Plain language summary
Fermented foods have grown in popularity due to their proposed health benefits but there is limited clinical evidence for the effectiveness of most fermented foods in gastrointestinal health. This review paper looks at non-dairy fermented foods which have been studied in at least one RCT: kefir, sauerkraut, natto, and sourdough bread. The health benefits are attributed to the high ratio of probiotic microorganisms, metabolites, or ability to convert compounds into active metabolites, as well as prebiotics and vitamins contained in these foods. Kimchi has the greatest evidence from epidemiological and case control studies investigating risk of gastric cancers. Different food composition of kimchi is shown to both increase and decrease risks, whilst it had no impact on H. pylori levels. There were no studies on kefir in functional bowel disorders however, it was shown to help lactose malabsorption and reduce H. pylori levels. A small RCT on Sauerkraut showed it reduced IBS severity in patients and increased in vitro activity of key liver and kidney detoxifying enzymes. There are small pockets of data that show that tempeh may influence gut microbiota in humans, and that natto may increase bifidobacterial and short-chain fatty acids in healthy volunteers. There are numerous limited cohort studies on miso and cancer risk but no studies on gastrointestinal conditions. Finally, sourdough was shown to reduce FODMAPS and be better tolerated in IBS patients, reducing bloating, nausea and discomfort. Overall, all the studies provide insufficient evidence on fermented foods and gastrointestinal health.
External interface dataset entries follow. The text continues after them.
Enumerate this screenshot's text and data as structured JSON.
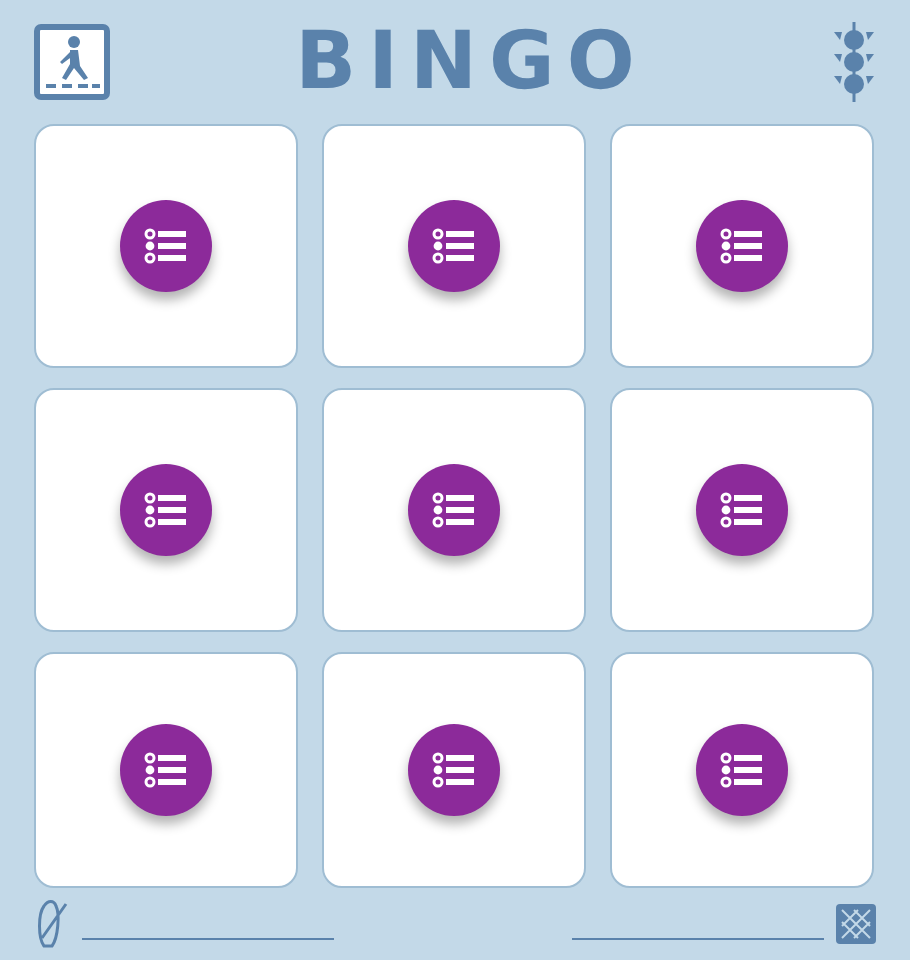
{
  "title": "BINGO",
  "cards": [
    {
      "kind": "list"
    },
    {
      "kind": "list"
    },
    {
      "kind": "list"
    },
    {
      "kind": "list"
    },
    {
      "kind": "list"
    },
    {
      "kind": "list"
    },
    {
      "kind": "list"
    },
    {
      "kind": "list"
    },
    {
      "kind": "list"
    }
  ]
}
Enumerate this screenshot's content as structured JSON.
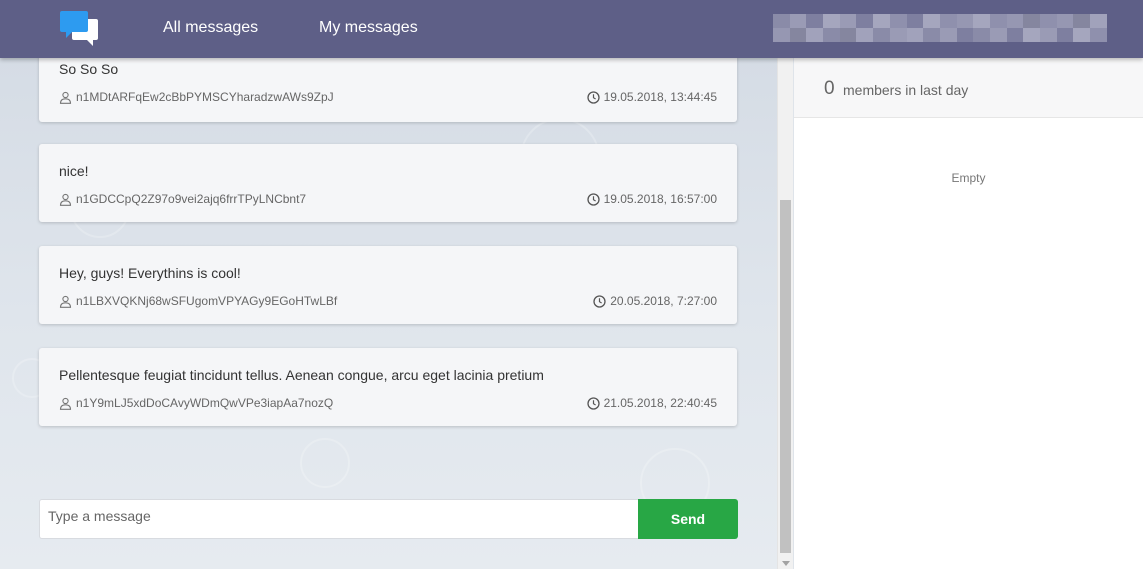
{
  "header": {
    "nav_all": "All messages",
    "nav_my": "My messages",
    "accent": "#5e5f87"
  },
  "messages": [
    {
      "text": "So So So",
      "author": "n1MDtARFqEw2cBbPYMSCYharadzwAWs9ZpJ",
      "time": "19.05.2018, 13:44:45"
    },
    {
      "text": "nice!",
      "author": "n1GDCCpQ2Z97o9vei2ajq6frrTPyLNCbnt7",
      "time": "19.05.2018, 16:57:00"
    },
    {
      "text": "Hey, guys! Everythins is cool!",
      "author": "n1LBXVQKNj68wSFUgomVPYAGy9EGoHTwLBf",
      "time": "20.05.2018, 7:27:00"
    },
    {
      "text": "Pellentesque feugiat tincidunt tellus. Aenean congue, arcu eget lacinia pretium",
      "author": "n1Y9mLJ5xdDoCAvyWDmQwVPe3iapAa7nozQ",
      "time": "21.05.2018, 22:40:45"
    }
  ],
  "composer": {
    "placeholder": "Type a message",
    "send_label": "Send",
    "send_color": "#28a745"
  },
  "sidebar": {
    "members_count": "0",
    "members_label": "members in last day",
    "empty_text": "Empty"
  },
  "icons": {
    "logo": "chat-bubbles-icon",
    "author": "user-icon",
    "time": "clock-icon"
  }
}
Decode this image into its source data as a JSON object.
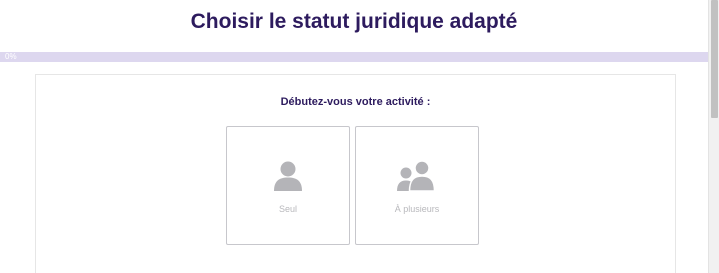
{
  "header": {
    "title": "Choisir le statut juridique adapté"
  },
  "progress": {
    "label": "0%",
    "value_percent": 0
  },
  "step": {
    "question": "Débutez-vous votre activité :",
    "options": [
      {
        "label": "Seul",
        "icon": "single-person-icon"
      },
      {
        "label": "À plusieurs",
        "icon": "group-people-icon"
      }
    ]
  },
  "colors": {
    "title": "#2d1b5e",
    "progress_track": "#ddd7ef",
    "progress_fill": "#5b3fa8",
    "option_border": "#c7c7cc",
    "icon_fill": "#b4b4b8",
    "option_label": "#b8b8bc"
  }
}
undefined: Fermented foods are defined as foods or beverages produced through controlled microbial growth, and the conversion of food components through enzymatic action. In recent years, fermented foods have undergone a surge in popularity, mainly due to their proposed health benefits. The aim of this review is to define and characterise common fermented foods (kefir, kombucha, sauerkraut, tempeh, natto, miso, kimchi, sourdough bread), their mechanisms of action (including impact on the microbiota), and the evidence for effects on gastrointestinal health and disease in humans. Putative mechanisms for the impact of fermented foods on health include the potential probiotic effect of their constituent microorganisms, the fermentation-derived production of bioactive peptides, biogenic amines, and conversion of phenolic compounds to biologically active compounds, as well as the reduction of anti-nutrients. Fermented foods that have been tested in at least one randomised controlled trial (RCT) for their gastrointestinal effects were kefir, sauerkraut, natto, and sourdough bread. Despite extensive in vitro studies, there are no RCTs investigating the impact of kombucha, miso, kimchi or tempeh in gastrointestinal health. The most widely investigated fermented food is kefir, with evidence from at least one RCT suggesting beneficial effects in both lactose malabsorption and eradication. In summary, there is very limited clinical evidence for the effectiveness of most fermented foods in gastrointestinal health and disease. Given the convincing in vitro findings, clinical high-quality trials investigating the health benefits of fermented foods are warranted.